App and web page records
== Segment start ==

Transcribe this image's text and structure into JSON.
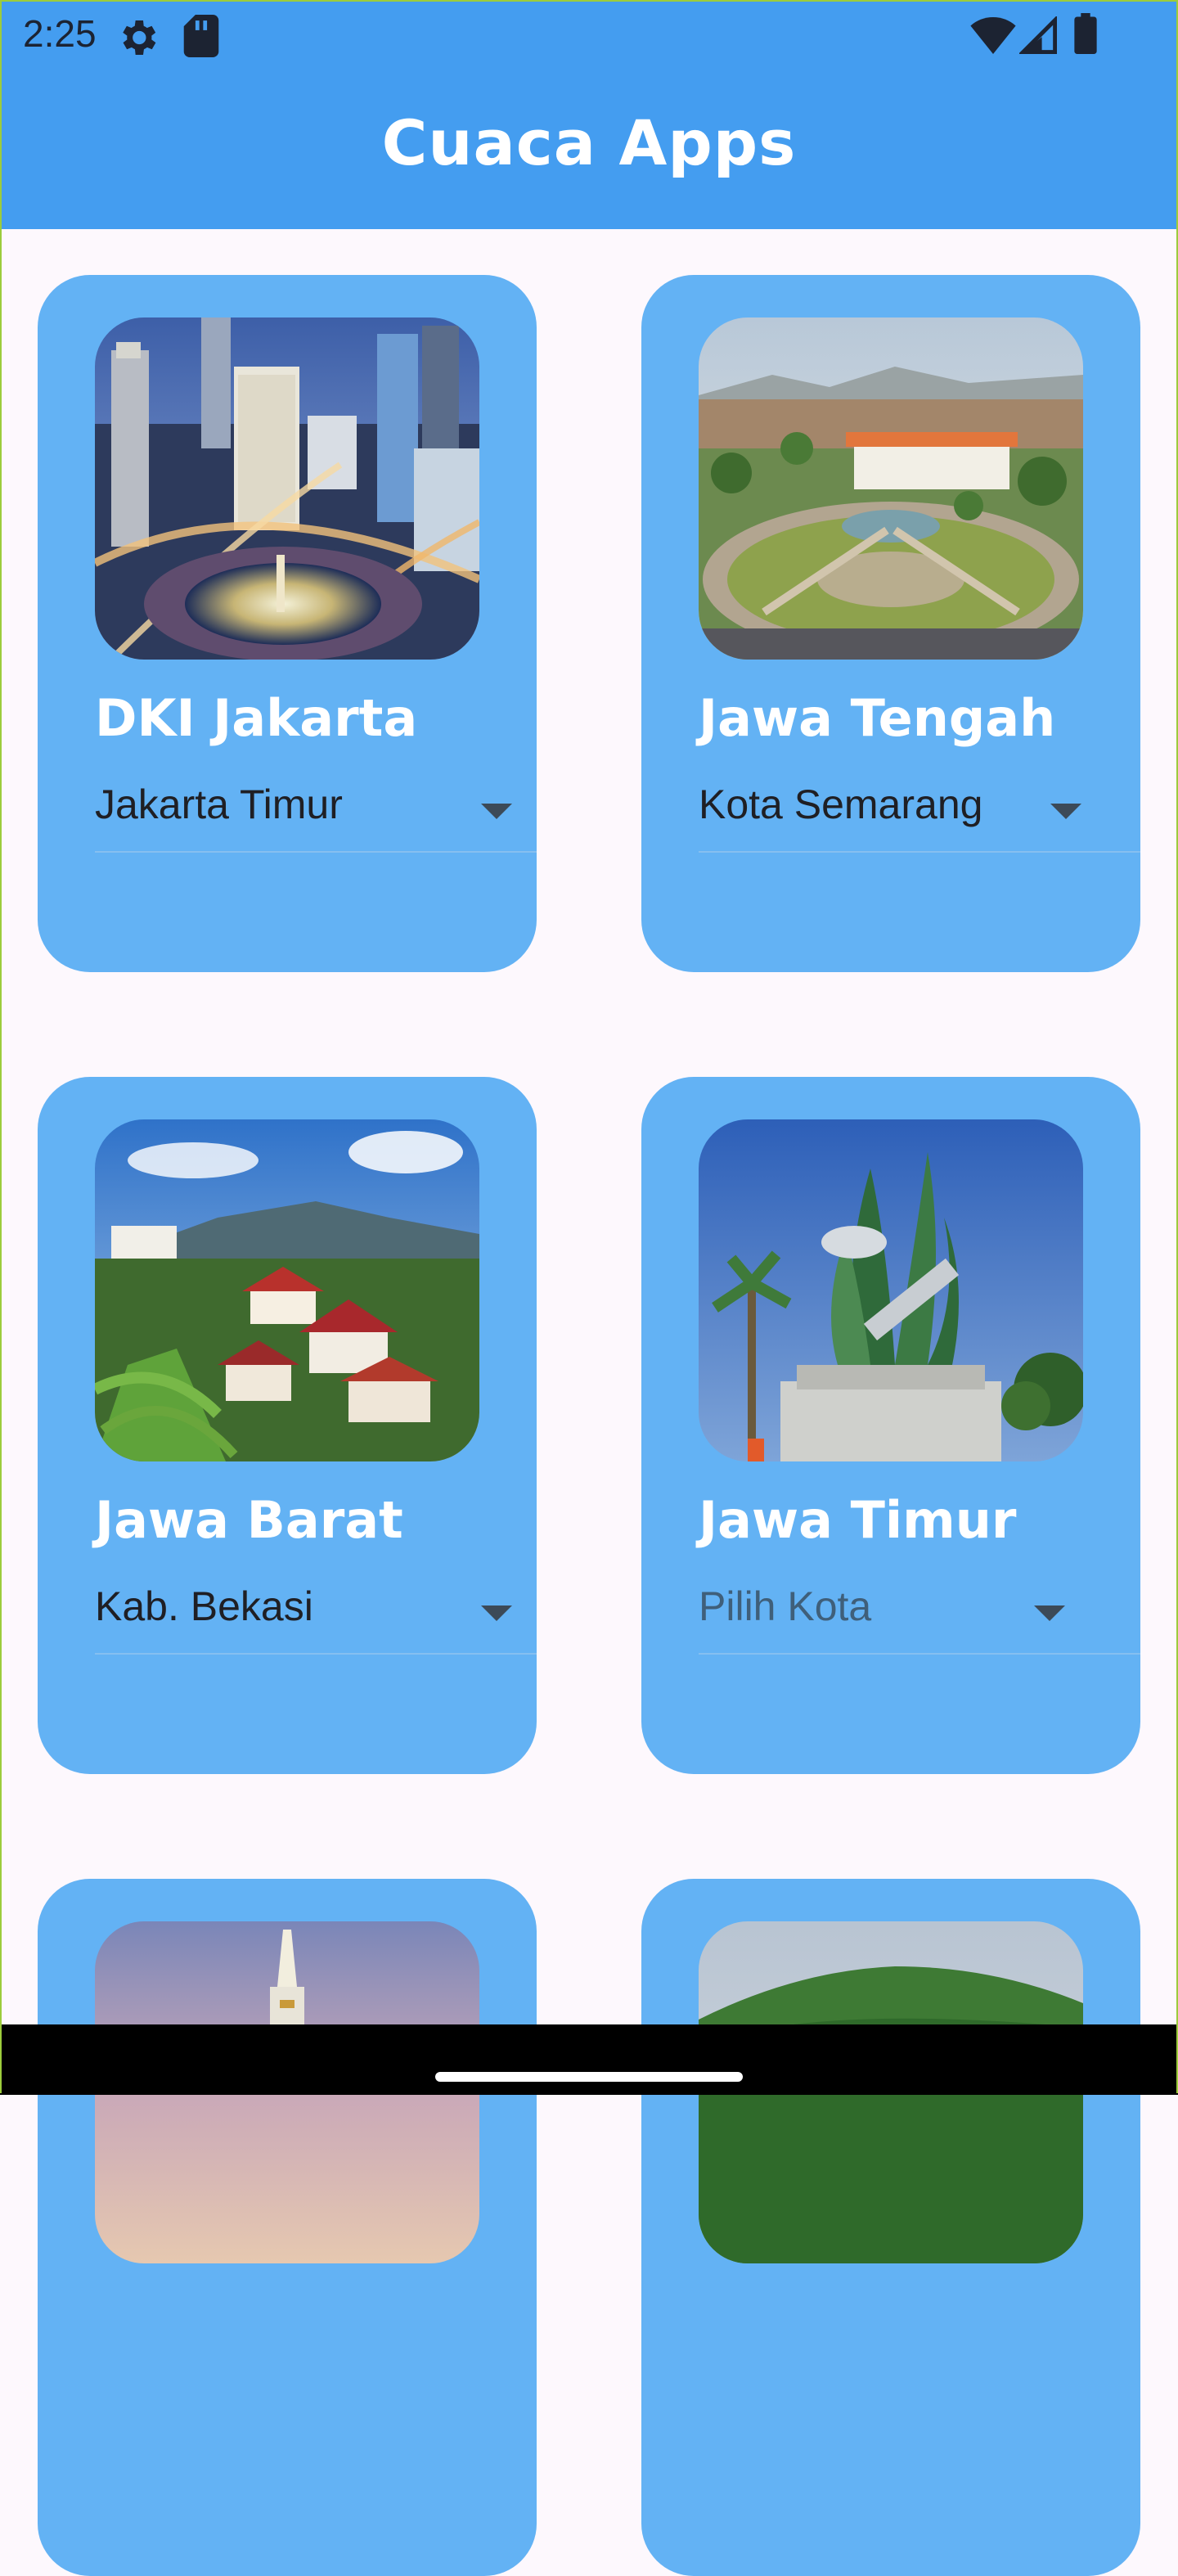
{
  "status_bar": {
    "time": "2:25",
    "icons": [
      "settings-gear-icon",
      "sd-card-icon",
      "wifi-icon",
      "cell-signal-icon",
      "battery-icon"
    ]
  },
  "app_bar": {
    "title": "Cuaca Apps",
    "color": "#449df0"
  },
  "cards": [
    {
      "province": "DKI Jakarta",
      "city": "Jakarta Timur",
      "image": "jakarta-roundabout-night-image"
    },
    {
      "province": "Jawa Tengah",
      "city": "Kota Semarang",
      "image": "semarang-city-aerial-image"
    },
    {
      "province": "Jawa Barat",
      "city": "Kab. Bekasi",
      "image": "west-java-mountain-village-image"
    },
    {
      "province": "Jawa Timur",
      "city_placeholder": "Pilih Kota",
      "image": "surabaya-shark-crocodile-statue-image"
    }
  ],
  "colors": {
    "card": "#63b2f4",
    "background": "#fdf8fd",
    "title_text": "#ffffff"
  }
}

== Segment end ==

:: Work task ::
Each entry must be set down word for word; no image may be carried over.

:: Solution to this task ::
Transcribe this image's text and structure into JSON.
{
  "status_bar": {
    "time": "2:25",
    "icons": [
      "settings-gear-icon",
      "sd-card-icon",
      "wifi-icon",
      "cell-signal-icon",
      "battery-icon"
    ]
  },
  "app_bar": {
    "title": "Cuaca Apps",
    "color": "#449df0"
  },
  "cards": [
    {
      "province": "DKI Jakarta",
      "city": "Jakarta Timur",
      "image": "jakarta-roundabout-night-image"
    },
    {
      "province": "Jawa Tengah",
      "city": "Kota Semarang",
      "image": "semarang-city-aerial-image"
    },
    {
      "province": "Jawa Barat",
      "city": "Kab. Bekasi",
      "image": "west-java-mountain-village-image"
    },
    {
      "province": "Jawa Timur",
      "city_placeholder": "Pilih Kota",
      "image": "surabaya-shark-crocodile-statue-image"
    }
  ],
  "colors": {
    "card": "#63b2f4",
    "background": "#fdf8fd",
    "title_text": "#ffffff"
  }
}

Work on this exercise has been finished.